The eyes told the story. He had a game-plan, his players knew unequivocally their role in it, and he had an unerring faith in all of those around him to deliver – including the fans.
Archives for May 2015
An electric atmosphere was helped by chants of ‘On The Ball City’, ‘Follow Follow Follow’ and a cheeky ‘This train’s too big for you!’ to the clutch of Boro fans at the end of the train. Then, a sea of yellow and red, streamlining into what is a magnificent stadium fit for a World Cup final…..and it was our cup final, the first in 30 years at Wembley.
As Malcolm Robertson said in his MyFootballWriter piece ahead of Wembley, you have to experience the crushing lows to value the vaunting highs. And, as Delia told the TV audience, Wembley was particularly rewarding for us because so many of us carry scars from dismal disappointments.
The calmness exuded by Alex Neil in the game’s build-up was borne out by his players, whose composure shone through against twitchy opponents, and the mindset of all involved – starting and ending with the manager – was a master-class in what it takes to manage the big occasion.
For 40,000 City supporters, it is a day that they can now treasure for the rest of their lives. Not just for the eventual outcome, but for the whole manner in which it was achieved. They walked it.
“To do it all in front if the fans…. Just look at them. It’s just been an incredible season for me – and now this,” he added.
Wembley and 39,000 of your kith and kin make sure that it will be a one-off occasion like no other for a generation of Norwich City supporters. For whom a trip to Wembley is a dream come true. Far more so than it will be for, say, an Arsenal supporter making another return visit for yet another FA Cup final appearance.
Whether tomorrow will be one of the glory days will ultimately be determined by the footballing gods but if the calm that continues to be exuded by Alex Neil is anything to go by City’s preparation as at 3pm tomorrow will be well-nigh perfect.
At the moment we’re all trapped in a play-off bubble that we don’t want to burst – and it’s marvellous – but when said dust has settled perhaps the achievement of keeping McCarthy’s men at arms length so comfortably over 360 minutes will finally dawn on us.
Ipswich supporters are predicting our best players will be poached during the summer but I can’t see that happening on David McNally’s watch. Championship or Premier League, next season is only going to get better.
The modern world is a very different place to that of the mid-late 80s when fans of Norwich (1985 Milk Cup Final) and Middlesbrough (1988 Play-off Final) last made the trip to the previous incarnation of Wembley Stadium. In both cases, the teams were triumphant. This time round one of us will be heading home gutted.

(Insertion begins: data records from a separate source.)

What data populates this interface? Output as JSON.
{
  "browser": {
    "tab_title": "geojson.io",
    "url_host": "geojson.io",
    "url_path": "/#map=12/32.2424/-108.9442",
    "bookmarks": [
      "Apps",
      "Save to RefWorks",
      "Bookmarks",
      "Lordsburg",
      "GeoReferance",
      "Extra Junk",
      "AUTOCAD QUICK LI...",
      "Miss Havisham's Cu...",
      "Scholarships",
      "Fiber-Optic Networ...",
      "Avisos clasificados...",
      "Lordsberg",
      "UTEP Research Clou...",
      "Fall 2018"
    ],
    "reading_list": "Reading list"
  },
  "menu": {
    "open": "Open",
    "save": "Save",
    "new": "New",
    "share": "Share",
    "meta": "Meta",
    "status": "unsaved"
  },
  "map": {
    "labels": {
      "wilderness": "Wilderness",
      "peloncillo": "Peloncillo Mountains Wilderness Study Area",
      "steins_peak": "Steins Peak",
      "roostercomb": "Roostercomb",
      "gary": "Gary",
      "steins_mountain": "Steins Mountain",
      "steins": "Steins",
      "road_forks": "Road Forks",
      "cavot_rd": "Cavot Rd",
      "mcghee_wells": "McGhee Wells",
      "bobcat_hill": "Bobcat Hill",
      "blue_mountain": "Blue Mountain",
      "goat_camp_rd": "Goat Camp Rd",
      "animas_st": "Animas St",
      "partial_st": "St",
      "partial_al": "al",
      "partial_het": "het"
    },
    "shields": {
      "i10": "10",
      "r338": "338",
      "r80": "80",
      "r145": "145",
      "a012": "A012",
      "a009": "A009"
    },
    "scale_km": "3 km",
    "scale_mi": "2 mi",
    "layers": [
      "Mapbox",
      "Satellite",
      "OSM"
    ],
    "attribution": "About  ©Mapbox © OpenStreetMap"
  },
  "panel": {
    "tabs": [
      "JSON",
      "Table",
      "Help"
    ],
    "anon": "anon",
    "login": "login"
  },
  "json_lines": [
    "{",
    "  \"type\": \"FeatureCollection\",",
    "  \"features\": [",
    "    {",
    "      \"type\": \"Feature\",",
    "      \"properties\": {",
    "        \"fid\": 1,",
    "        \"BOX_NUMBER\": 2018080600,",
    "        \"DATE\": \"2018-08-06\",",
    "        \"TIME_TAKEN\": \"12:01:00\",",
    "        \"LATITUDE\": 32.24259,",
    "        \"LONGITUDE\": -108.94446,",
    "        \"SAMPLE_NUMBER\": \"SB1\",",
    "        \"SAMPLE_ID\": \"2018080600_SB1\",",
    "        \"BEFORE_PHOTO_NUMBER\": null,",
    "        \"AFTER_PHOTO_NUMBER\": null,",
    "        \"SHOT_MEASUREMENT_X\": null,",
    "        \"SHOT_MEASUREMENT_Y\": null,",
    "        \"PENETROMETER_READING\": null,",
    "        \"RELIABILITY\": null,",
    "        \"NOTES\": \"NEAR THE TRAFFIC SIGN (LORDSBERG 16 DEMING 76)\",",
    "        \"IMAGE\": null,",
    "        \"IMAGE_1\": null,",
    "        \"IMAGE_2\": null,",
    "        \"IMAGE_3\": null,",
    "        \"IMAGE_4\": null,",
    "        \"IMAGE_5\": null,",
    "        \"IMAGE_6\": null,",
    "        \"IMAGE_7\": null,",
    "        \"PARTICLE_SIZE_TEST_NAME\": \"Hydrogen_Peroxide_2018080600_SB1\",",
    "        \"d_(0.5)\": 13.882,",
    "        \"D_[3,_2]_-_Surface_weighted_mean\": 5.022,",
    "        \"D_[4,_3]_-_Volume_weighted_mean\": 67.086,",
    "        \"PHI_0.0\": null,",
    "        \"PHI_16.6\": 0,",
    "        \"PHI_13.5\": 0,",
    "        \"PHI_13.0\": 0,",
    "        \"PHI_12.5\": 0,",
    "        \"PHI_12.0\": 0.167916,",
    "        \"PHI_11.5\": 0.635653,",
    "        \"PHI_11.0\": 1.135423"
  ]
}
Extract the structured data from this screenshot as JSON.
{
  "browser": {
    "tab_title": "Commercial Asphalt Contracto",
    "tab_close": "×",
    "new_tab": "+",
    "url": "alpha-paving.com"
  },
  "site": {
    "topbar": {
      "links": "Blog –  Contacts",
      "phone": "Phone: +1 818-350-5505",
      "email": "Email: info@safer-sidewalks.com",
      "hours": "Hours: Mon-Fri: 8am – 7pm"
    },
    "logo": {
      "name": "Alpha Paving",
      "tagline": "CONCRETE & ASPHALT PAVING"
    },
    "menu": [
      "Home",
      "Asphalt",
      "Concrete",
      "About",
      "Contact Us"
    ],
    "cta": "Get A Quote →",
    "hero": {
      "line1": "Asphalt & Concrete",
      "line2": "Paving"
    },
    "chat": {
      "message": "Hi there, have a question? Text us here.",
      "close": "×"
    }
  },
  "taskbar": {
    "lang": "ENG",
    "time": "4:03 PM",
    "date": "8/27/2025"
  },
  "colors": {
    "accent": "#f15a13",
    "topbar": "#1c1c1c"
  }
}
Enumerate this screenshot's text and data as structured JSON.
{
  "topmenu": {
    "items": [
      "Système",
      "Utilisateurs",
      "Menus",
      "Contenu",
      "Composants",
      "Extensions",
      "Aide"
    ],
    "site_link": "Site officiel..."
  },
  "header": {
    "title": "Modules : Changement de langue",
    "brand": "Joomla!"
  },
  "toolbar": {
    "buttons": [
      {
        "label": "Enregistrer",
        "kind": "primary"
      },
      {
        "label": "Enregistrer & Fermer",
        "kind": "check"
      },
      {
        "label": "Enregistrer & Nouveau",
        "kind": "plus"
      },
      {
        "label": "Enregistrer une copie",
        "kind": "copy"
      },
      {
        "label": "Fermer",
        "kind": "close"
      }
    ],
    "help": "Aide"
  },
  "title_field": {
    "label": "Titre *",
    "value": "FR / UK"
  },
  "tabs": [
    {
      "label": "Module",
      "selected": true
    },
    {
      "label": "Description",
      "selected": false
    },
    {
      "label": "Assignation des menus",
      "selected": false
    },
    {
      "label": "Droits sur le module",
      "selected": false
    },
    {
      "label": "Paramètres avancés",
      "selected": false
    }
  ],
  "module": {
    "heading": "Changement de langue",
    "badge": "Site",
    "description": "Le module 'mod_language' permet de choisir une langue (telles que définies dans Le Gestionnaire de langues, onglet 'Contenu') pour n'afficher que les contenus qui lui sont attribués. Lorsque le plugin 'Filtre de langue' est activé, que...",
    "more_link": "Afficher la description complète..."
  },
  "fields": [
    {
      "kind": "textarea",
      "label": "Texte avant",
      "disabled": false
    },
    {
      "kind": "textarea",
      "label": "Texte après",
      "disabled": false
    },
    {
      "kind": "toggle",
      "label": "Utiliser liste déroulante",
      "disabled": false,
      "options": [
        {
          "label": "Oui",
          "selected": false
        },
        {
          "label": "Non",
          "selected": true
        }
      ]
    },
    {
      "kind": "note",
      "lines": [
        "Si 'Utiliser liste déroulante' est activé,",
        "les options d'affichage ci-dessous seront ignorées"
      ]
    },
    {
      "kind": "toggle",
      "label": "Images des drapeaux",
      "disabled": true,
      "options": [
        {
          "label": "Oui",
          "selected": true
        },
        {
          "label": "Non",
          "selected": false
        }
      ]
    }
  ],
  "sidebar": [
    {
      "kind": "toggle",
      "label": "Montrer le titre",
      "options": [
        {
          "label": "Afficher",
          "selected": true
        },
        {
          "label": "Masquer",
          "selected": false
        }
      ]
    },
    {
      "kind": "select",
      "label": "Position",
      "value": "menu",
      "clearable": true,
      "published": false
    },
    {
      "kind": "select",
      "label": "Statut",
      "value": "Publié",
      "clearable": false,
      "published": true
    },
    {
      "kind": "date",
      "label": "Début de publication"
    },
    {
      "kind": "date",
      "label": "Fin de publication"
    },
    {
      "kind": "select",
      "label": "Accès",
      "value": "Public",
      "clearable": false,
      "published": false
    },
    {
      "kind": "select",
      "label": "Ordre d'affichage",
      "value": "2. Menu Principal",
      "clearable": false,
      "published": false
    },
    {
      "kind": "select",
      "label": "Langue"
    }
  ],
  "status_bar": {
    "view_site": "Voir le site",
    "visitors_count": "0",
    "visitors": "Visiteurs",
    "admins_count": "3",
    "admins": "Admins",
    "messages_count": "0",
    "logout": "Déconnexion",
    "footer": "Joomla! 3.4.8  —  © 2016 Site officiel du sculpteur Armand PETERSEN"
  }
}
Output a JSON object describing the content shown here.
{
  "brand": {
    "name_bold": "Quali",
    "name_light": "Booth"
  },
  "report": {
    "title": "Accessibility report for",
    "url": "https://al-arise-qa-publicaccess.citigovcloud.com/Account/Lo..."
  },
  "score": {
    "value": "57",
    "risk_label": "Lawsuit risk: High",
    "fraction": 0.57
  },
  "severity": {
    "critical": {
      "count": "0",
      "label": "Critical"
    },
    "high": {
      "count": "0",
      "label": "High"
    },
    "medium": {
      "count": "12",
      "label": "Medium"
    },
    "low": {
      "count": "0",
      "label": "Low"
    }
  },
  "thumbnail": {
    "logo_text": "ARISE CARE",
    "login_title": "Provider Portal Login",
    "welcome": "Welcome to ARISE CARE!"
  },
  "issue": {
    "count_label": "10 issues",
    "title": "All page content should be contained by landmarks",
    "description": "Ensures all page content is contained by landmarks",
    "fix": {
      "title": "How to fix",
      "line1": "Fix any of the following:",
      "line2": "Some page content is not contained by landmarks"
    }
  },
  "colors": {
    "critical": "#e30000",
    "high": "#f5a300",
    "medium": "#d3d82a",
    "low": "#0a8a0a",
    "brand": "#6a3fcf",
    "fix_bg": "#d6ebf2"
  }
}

His substitutions invariably appear well-reasoned and timely; equally, they tend more towards the positive than the negative. This is a man and a manager that would rather be hung for a sheep than for a lamb – an attitude that will win him many a fan amongst the Canary faithful.
Typically Neil will call to account those who were found wanting in the build up to the Town equaliser but we should at least be thankful that John Ruddy didn’t arrive a half a second earlier and risk ‘cleaning out’ the Ipswich centre-back.
“So it was a case of ‘Calm down! The game is going to slow down, open up and that’s where our quality players will make a difference – and that’s ultimately what proved to be the case.”
When divided the Yellow Army can ooze negativity – we know that only too well – but when united it can be an irresistible force. And right now now I’d say it is every bit as united as it was in the heady days of the Paul Lambert era.
Ipswich fans of course, after thirteen years in the wilderness, are palpably desperate to see top flight action again. After all those years of attrition, both on the pitch and in the stands, last weekend’s ‘derby of the century’ generated one hell of a noise but not a huge threat on their hallowed turf.
Alex Tettey didn’t catch the eye as, for instance, Jonny Howson did. But boy, was he important to us breaking up Ipswich possession and getting our own started. My Man of the Match award was between the two of them.
Certainly McCarthy’s men gave their best performance so far in this season’s trilogy, with City offering Alex Neil probably their weakest performance of the three, but true to form the City boss was still in upbeat mood post-match and was happy with the control City had for virtually all of the second half.
“I just thought that Jonny’s penetrating runs could be bit of a highlight for us in the game – and it was when he got his goal. It worked up until that point.”
McCarthy has also gone to great lengths to remind us – yet again – of the financial disparity between the two clubs, forgetting as ever that four years ago we achieved Premier League football on a not dissimilar budget to that with which he is currently working. And minus the safety net of a face-less benefactor.